                                  forBarPosition:UIBarPositionAny
                                      barMetrics:UIBarMetricsDefault];

[[UINavigationBar appearance] setShadowImage:[[UIImage alloc] init]];

 

transnavbar

 

If you like what you see, don’t forget to follow me on twitter @Suave_Pirate, check out my GitHub, and subscribe to my blog to learn more mobile developer tips and tricks!

Hide Your iOS App in the Switcher

Does your app have sensitive information that belongs to your user? If so, you’re probably taking some action to protect it. Storing it with encryption, locking it behind a passcode, using TouchID, clearing their session when they leave the app, etc.

One thing you might not have considered is a vulnerability when using the app switcher. Could someone take your user’s phone and view the sensitive information by just double tapping the home button?

Let’s protect that data. We’re going to put a blurred view over the app whenever the user leaves (or even just hits the app switcher right away), plus it can look pretty cool!

In our AppDelegate.cs, override the OnResignActivation method:

public override void OnResignActivation(UIApplication uiApplication)
{
    var window = UIApplication.SharedApplication.KeyWindow;
    var blurView = UIBlurEffect.FromStyle(UIBlurEffectStyle.Light);
    var blurEffectView = new UIVisualEffectView(blurView);
    blurEffectView.Frame = window.Frame;
    blurEffectView.Tag = 808080;
    window?.AddSubview(blurEffectView);
    base.OnResignActivation(uiApplication);
}

This will add our blurred view whenever they leave.
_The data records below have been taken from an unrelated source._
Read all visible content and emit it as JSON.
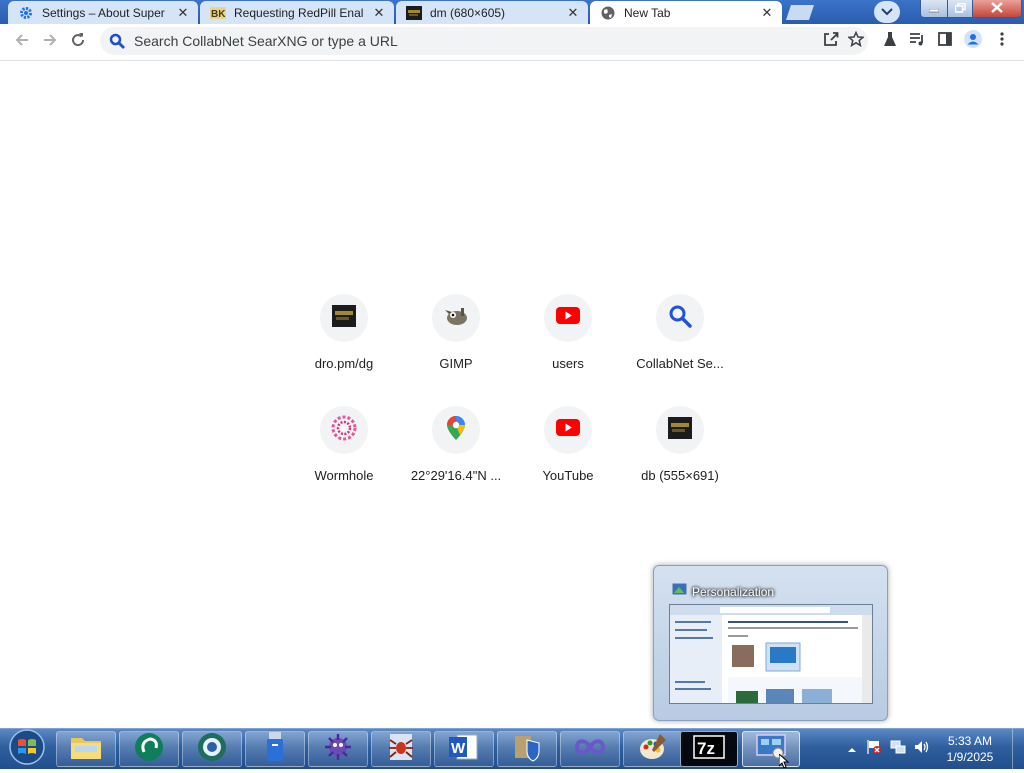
{
  "tabs": [
    {
      "title": "Settings – About Super",
      "icon": "gear-icon"
    },
    {
      "title": "Requesting RedPill Enal",
      "icon": "forum-icon"
    },
    {
      "title": "dm (680×605)",
      "icon": "image-thumb-icon"
    },
    {
      "title": "New Tab",
      "icon": "globe-icon"
    }
  ],
  "toolbar": {
    "omnibox_placeholder": "Search CollabNet SearXNG or type a URL"
  },
  "shortcuts": [
    {
      "label": "dro.pm/dg",
      "icon": "dark-image-icon"
    },
    {
      "label": "GIMP",
      "icon": "gimp-icon"
    },
    {
      "label": "users",
      "icon": "youtube-icon"
    },
    {
      "label": "CollabNet Se...",
      "icon": "search-icon"
    },
    {
      "label": "Wormhole",
      "icon": "wormhole-icon"
    },
    {
      "label": "22°29'16.4\"N ...",
      "icon": "maps-pin-icon"
    },
    {
      "label": "YouTube",
      "icon": "youtube-icon"
    },
    {
      "label": "db (555×691)",
      "icon": "dark-image-icon"
    }
  ],
  "preview": {
    "title": "Personalization"
  },
  "taskbar": {
    "clock_time": "5:33 AM",
    "clock_date": "1/9/2025",
    "buttons": [
      "file-explorer",
      "cabbage-app",
      "globe-browser",
      "usb-tool",
      "bug-virus-app",
      "spider-app",
      "word-app",
      "shield-app",
      "infinity-app",
      "paint-app",
      "7zip-app",
      "personalization-app"
    ]
  },
  "colors": {
    "accent": "#1a73e8",
    "youtube": "#ff0000",
    "taskbar": "#2f5f9f"
  }
}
Now to remove it when they come back, override the OnActivated method:

public override void OnActivated(UIApplication uiApplication)
{
    var window = UIApplication.SharedApplication.KeyWindow;
    window?.ViewWithTag(808080)?.RemoveFromSuperview();
    base.OnActivated(uiApplication);
}

And that’s it!

Bonus swift version: Override applicationWillResignActive and applicationDidBecomeActive in your AppDelegate.swift.

func applicationWillResignActive(application: UIApplication) {

    let blurEffect = UIBlurEffect(style: UIBlurEffectStyle.Dark)
    let blurEffectView = UIVisualEffectView(effect: blurEffect)
    blurEffectView.frame = window!.frame
    blurEffectView.tag = 808080

    self.window?.addSubview(blurEffectView)

}

func applicationDidBecomeActive (application: UIApplication) {

    self.window?.viewWithTag(808080)?.removeFromSuperview()

}